** Opening Records for this task block **

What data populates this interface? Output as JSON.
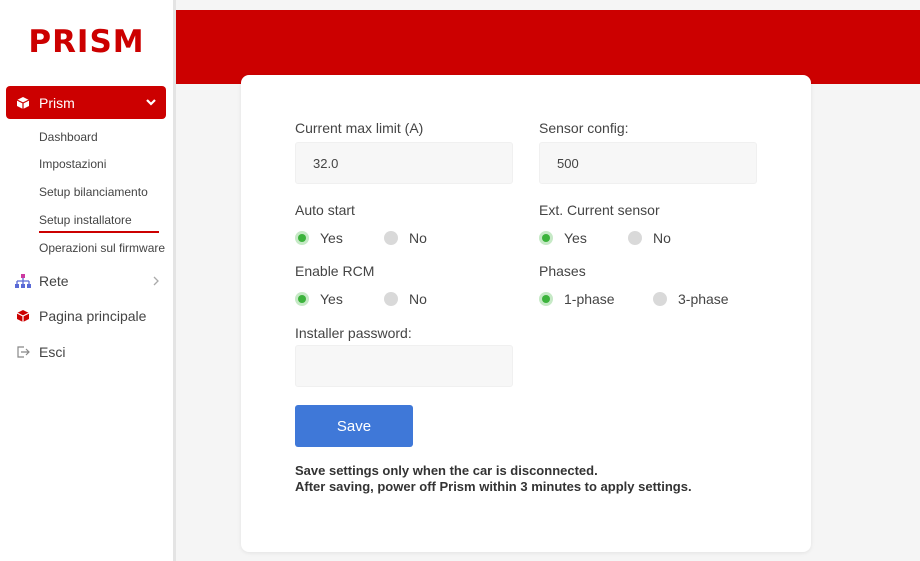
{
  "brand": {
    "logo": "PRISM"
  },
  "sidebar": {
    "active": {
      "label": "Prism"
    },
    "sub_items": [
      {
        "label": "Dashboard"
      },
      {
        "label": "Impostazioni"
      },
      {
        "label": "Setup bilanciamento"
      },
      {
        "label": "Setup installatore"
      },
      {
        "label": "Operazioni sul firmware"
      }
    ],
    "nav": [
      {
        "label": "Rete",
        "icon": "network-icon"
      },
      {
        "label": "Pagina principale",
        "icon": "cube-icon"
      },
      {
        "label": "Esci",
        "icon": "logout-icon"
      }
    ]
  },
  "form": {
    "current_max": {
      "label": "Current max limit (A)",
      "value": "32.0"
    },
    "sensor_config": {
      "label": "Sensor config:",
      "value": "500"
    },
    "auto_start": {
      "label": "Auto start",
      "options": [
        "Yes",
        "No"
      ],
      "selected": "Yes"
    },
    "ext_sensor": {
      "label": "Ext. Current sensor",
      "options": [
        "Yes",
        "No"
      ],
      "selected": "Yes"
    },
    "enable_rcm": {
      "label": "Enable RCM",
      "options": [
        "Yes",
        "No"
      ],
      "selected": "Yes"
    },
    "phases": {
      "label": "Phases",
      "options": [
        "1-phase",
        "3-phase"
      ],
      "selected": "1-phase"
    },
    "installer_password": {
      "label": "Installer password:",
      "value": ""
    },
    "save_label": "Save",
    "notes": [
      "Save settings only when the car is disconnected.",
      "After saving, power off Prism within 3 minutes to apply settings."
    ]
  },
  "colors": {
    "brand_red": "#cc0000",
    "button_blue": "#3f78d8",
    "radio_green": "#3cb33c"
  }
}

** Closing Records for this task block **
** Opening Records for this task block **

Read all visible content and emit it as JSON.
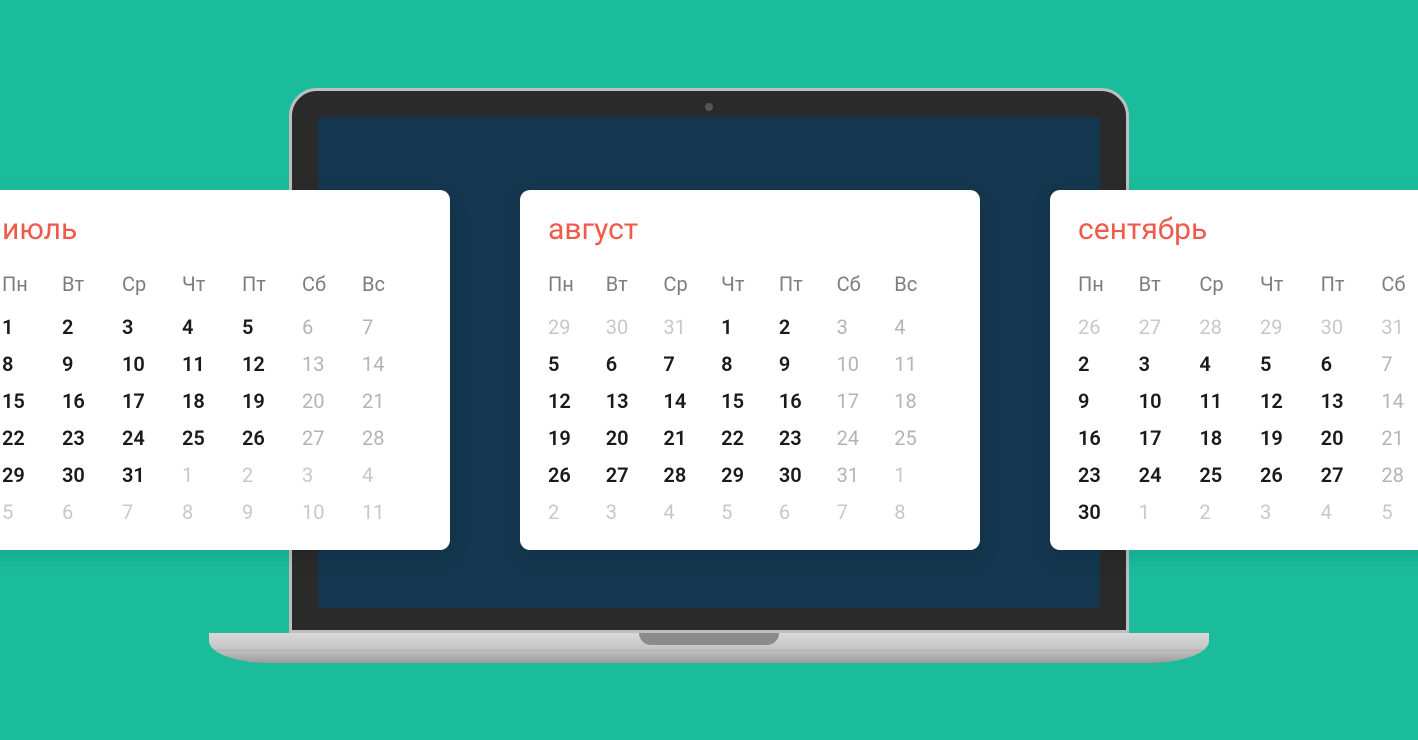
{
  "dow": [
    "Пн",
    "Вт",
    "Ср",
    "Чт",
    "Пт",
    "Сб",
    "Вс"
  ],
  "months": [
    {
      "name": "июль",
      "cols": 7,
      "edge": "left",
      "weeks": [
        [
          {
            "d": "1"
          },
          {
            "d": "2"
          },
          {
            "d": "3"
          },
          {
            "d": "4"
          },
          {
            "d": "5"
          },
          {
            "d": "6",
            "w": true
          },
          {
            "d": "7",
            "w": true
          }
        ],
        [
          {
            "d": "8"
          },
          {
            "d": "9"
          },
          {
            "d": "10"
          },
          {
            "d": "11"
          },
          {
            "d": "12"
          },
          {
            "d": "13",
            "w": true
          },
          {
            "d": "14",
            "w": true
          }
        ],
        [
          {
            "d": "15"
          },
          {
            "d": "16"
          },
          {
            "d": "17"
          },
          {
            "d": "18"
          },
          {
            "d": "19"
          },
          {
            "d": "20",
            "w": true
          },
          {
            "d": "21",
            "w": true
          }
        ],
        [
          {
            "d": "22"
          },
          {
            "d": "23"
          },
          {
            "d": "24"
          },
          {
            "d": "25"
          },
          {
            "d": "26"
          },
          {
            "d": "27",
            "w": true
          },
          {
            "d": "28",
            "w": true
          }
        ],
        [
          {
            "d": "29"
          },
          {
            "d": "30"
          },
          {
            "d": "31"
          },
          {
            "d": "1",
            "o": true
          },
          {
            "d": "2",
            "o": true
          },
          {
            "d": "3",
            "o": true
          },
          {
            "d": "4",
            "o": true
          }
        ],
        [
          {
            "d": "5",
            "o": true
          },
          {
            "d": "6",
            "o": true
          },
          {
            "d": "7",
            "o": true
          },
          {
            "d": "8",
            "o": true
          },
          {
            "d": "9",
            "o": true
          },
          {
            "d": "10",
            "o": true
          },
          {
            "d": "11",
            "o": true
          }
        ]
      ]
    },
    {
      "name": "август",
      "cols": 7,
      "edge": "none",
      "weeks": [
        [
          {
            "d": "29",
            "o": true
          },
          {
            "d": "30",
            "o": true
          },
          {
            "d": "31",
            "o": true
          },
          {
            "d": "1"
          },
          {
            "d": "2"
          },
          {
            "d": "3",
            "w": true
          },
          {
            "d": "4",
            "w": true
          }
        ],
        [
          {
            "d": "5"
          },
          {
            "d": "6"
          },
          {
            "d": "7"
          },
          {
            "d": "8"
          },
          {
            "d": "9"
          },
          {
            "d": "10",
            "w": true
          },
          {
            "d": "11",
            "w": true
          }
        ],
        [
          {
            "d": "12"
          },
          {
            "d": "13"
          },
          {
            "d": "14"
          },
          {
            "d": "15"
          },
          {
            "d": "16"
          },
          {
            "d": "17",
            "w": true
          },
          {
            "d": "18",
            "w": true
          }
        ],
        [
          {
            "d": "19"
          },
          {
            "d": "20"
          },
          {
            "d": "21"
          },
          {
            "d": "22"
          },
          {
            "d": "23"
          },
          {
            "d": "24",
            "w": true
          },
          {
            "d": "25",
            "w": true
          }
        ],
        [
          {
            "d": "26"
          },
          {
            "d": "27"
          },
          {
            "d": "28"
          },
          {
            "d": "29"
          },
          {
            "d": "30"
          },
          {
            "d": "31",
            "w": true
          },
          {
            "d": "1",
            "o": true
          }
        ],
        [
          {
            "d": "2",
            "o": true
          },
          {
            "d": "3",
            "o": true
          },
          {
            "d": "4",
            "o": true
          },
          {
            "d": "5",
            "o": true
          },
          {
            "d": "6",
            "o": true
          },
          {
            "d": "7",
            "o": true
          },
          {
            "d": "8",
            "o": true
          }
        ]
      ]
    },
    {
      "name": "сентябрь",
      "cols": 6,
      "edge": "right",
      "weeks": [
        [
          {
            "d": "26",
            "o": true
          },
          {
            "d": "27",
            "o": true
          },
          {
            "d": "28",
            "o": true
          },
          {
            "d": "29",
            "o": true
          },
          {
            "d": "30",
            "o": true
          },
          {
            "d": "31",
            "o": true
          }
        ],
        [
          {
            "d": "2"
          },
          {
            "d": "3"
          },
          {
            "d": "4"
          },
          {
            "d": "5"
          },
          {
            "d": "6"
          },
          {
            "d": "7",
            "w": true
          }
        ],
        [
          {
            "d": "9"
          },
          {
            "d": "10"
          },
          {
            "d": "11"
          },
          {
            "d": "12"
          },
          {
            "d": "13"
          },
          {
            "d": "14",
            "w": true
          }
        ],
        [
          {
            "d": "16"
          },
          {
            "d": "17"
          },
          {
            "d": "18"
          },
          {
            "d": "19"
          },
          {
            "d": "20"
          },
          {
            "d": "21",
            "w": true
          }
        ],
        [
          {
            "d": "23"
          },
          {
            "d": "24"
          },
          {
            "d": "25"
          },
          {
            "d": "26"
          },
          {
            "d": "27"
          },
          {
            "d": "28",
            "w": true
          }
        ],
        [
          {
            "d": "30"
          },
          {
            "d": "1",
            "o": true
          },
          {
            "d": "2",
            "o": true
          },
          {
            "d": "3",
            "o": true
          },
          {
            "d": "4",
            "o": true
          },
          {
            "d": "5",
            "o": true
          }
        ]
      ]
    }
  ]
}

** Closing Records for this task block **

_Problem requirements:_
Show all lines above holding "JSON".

_Solution to this exercise:_
What data populates this interface? Output as JSON.
Read all visible content and emit it as JSON.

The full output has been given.